*** Opening Input material ***
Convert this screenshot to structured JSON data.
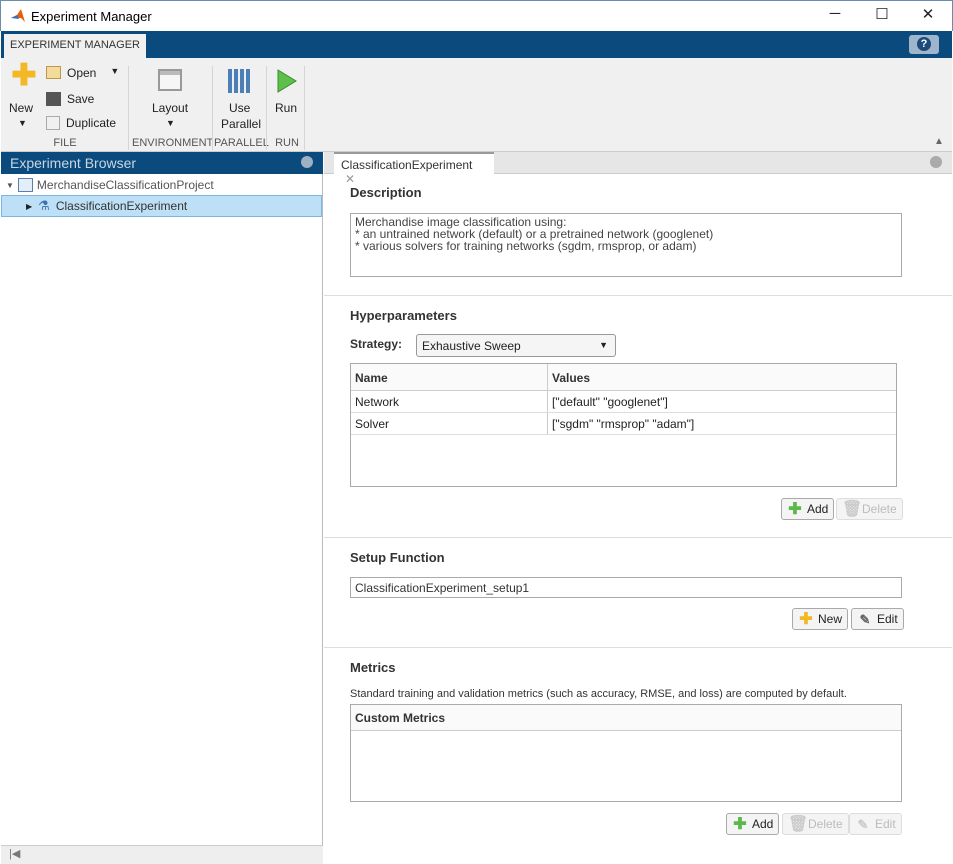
{
  "window": {
    "title": "Experiment Manager",
    "minimize": "─",
    "maximize": "☐",
    "close": "✕"
  },
  "ribbon": {
    "tab": "EXPERIMENT MANAGER",
    "help": "?",
    "new": "New",
    "open": "Open",
    "save": "Save",
    "duplicate": "Duplicate",
    "file_group": "FILE",
    "layout": "Layout",
    "environment_group": "ENVIRONMENT",
    "use_parallel_1": "Use",
    "use_parallel_2": "Parallel",
    "parallel_group": "PARALLEL",
    "run": "Run",
    "run_group": "RUN"
  },
  "browser": {
    "title": "Experiment Browser",
    "project": "MerchandiseClassificationProject",
    "experiment": "ClassificationExperiment"
  },
  "editor": {
    "tab": "ClassificationExperiment",
    "description": {
      "heading": "Description",
      "lines": [
        "Merchandise image classification using:",
        "* an untrained network (default) or a pretrained network (googlenet)",
        "* various solvers for training networks (sgdm, rmsprop, or adam)"
      ]
    },
    "hyperparameters": {
      "heading": "Hyperparameters",
      "strategy_label": "Strategy:",
      "strategy": "Exhaustive Sweep",
      "columns": [
        "Name",
        "Values"
      ],
      "rows": [
        [
          "Network",
          "[\"default\" \"googlenet\"]"
        ],
        [
          "Solver",
          "[\"sgdm\" \"rmsprop\" \"adam\"]"
        ]
      ],
      "add": "Add",
      "delete": "Delete"
    },
    "setup": {
      "heading": "Setup Function",
      "value": "ClassificationExperiment_setup1",
      "new": "New",
      "edit": "Edit"
    },
    "metrics": {
      "heading": "Metrics",
      "note": "Standard training and validation metrics (such as accuracy, RMSE, and loss) are computed by default.",
      "column": "Custom Metrics",
      "add": "Add",
      "delete": "Delete",
      "edit": "Edit"
    }
  }
}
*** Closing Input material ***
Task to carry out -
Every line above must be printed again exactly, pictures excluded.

Exercise response -
Convert this screenshot to structured JSON data.
{
  "window": {
    "title": "Experiment Manager",
    "minimize": "─",
    "maximize": "☐",
    "close": "✕"
  },
  "ribbon": {
    "tab": "EXPERIMENT MANAGER",
    "help": "?",
    "new": "New",
    "open": "Open",
    "save": "Save",
    "duplicate": "Duplicate",
    "file_group": "FILE",
    "layout": "Layout",
    "environment_group": "ENVIRONMENT",
    "use_parallel_1": "Use",
    "use_parallel_2": "Parallel",
    "parallel_group": "PARALLEL",
    "run": "Run",
    "run_group": "RUN"
  },
  "browser": {
    "title": "Experiment Browser",
    "project": "MerchandiseClassificationProject",
    "experiment": "ClassificationExperiment"
  },
  "editor": {
    "tab": "ClassificationExperiment",
    "description": {
      "heading": "Description",
      "lines": [
        "Merchandise image classification using:",
        "* an untrained network (default) or a pretrained network (googlenet)",
        "* various solvers for training networks (sgdm, rmsprop, or adam)"
      ]
    },
    "hyperparameters": {
      "heading": "Hyperparameters",
      "strategy_label": "Strategy:",
      "strategy": "Exhaustive Sweep",
      "columns": [
        "Name",
        "Values"
      ],
      "rows": [
        [
          "Network",
          "[\"default\" \"googlenet\"]"
        ],
        [
          "Solver",
          "[\"sgdm\" \"rmsprop\" \"adam\"]"
        ]
      ],
      "add": "Add",
      "delete": "Delete"
    },
    "setup": {
      "heading": "Setup Function",
      "value": "ClassificationExperiment_setup1",
      "new": "New",
      "edit": "Edit"
    },
    "metrics": {
      "heading": "Metrics",
      "note": "Standard training and validation metrics (such as accuracy, RMSE, and loss) are computed by default.",
      "column": "Custom Metrics",
      "add": "Add",
      "delete": "Delete",
      "edit": "Edit"
    }
  }
}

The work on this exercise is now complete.